How much would this improve traffic?
It’s important to know that the way we measure the effectiveness of roadways such as these old state highways is to measure delays at intersections. When we talk about traffic congestion on these roads, we talk about delays at intersections. If the intersections work better (as each of the changes described above would do), that means your wait at those intersections is shorter.
Here are some representative examples of what city planners say would happen if we do the Smart Corridor plan:
South Lamar: Turning South Lamar into a Smart Corridor would have a profound effect on traffic congestion. If we make the long-term improvements included in the Smart Corridor plan, wait times at intersections during morning rush hour on South Lamar would improve 61%. If we do nothing, wait times at intersections in the mornings will increase 216%.
In the evening rush hour, wait times at intersections will decrease 51% if we do the long-term projects. If we do nothing, evening rush hour delays will increase 113%.
North Lamar: If we turn North Lamar Boulevard into a Smart Corridor, morning delays at intersections would decrease 48%, and evening delays at intersections would decrease 49%. Comparative data is not yet available.
Burnet Road: If we do the long-term work on Burnet Road, morning delays at intersections would decrease 11% and afternoon rush hour delays would go down 27%. Comparative data is not yet available.
Airport Boulevard: If we do the long-term projects in the Smart Corridor plan, delays at intersections during your morning commute would decrease 10%; if we do nothing, delays will increase 40%.
In evening rush hour, wait times at intersections would decrease 20%; if we do nothing, wait times at those same intersections will increase 40%.
Tumlin Report: Fix the corridors
To fix all of Austin’s mobility problems would cost $8.5 billion. The Smart Corridor plan is where we begin. Jeffrey Tumlim‘s report to the Austin Transportation Department says one of our biggest priorities as a city should be improving our corridors.
“Austin has a problem of success. Austin is a thriving city, and its success has resulted in severe traffic congestion,” wrote Tumlin. “Austin’s current success threatens its future.”
Among the eight priorities Tumlin identified was “implement corridor plans with a focus on walkability.”
“The City of Austin has invested great effort in developing several thoughtful corridor and special district plans. … These plans and others establish Austin’s forward-thinking planning, and they are already positively impacting the urban landscape.”
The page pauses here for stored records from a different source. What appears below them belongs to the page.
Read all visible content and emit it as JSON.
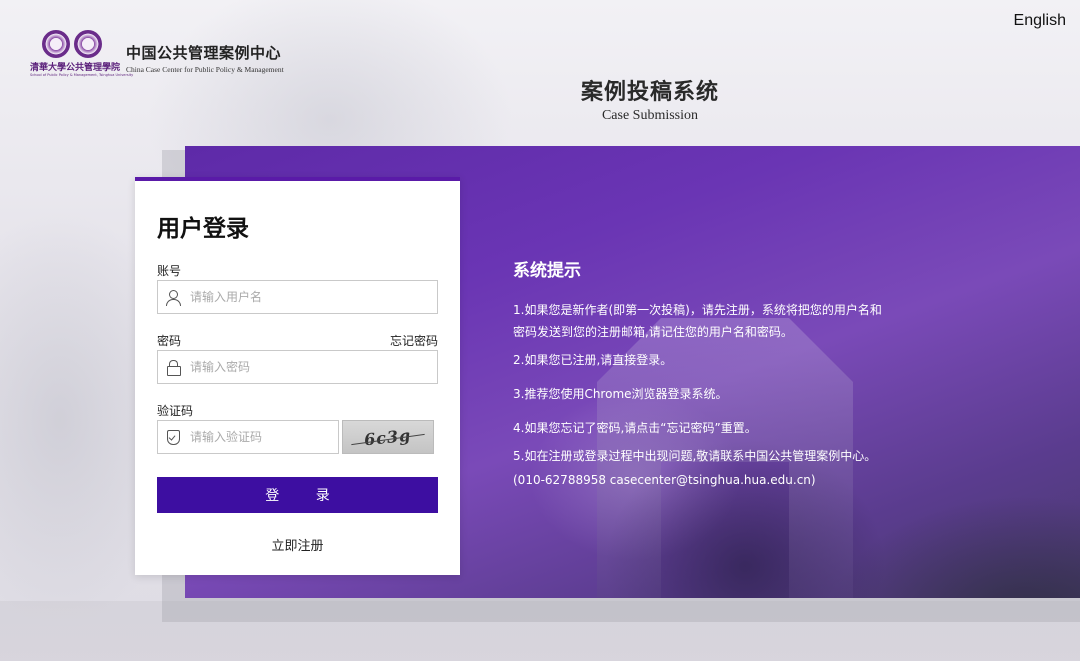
{
  "header": {
    "logo_calligraphy": "清華大學公共管理學院",
    "logo_subtitle": "School of Public Policy & Management, Tsinghua University",
    "brand_cn": "中国公共管理案例中心",
    "brand_en": "China Case Center for Public Policy & Management",
    "language_link": "English"
  },
  "system": {
    "title_cn": "案例投稿系统",
    "title_en": "Case Submission"
  },
  "login": {
    "title": "用户登录",
    "account_label": "账号",
    "account_placeholder": "请输入用户名",
    "password_label": "密码",
    "forgot_password": "忘记密码",
    "password_placeholder": "请输入密码",
    "captcha_label": "验证码",
    "captcha_placeholder": "请输入验证码",
    "captcha_text": "6c3g",
    "login_button": "登 录",
    "register_link": "立即注册"
  },
  "tips": {
    "title": "系统提示",
    "items": [
      "1.如果您是新作者(即第一次投稿)，请先注册，系统将把您的用户名和",
      "密码发送到您的注册邮箱,请记住您的用户名和密码。",
      "2.如果您已注册,请直接登录。",
      "3.推荐您使用Chrome浏览器登录系统。",
      "4.如果您忘记了密码,请点击“忘记密码”重置。",
      "5.如在注册或登录过程中出现问题,敬请联系中国公共管理案例中心。",
      "(010-62788958 casecenter@tsinghua.hua.edu.cn)"
    ]
  },
  "colors": {
    "accent": "#3d0ea1",
    "banner": "#6a35b4"
  },
  "icons": {
    "account": "user-icon",
    "password": "lock-icon",
    "captcha": "shield-icon"
  }
}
We paid millions of dollars to develop these corridor plans, and right now they’re sitting on a shelf — literally. It’s time to take them down and get to work.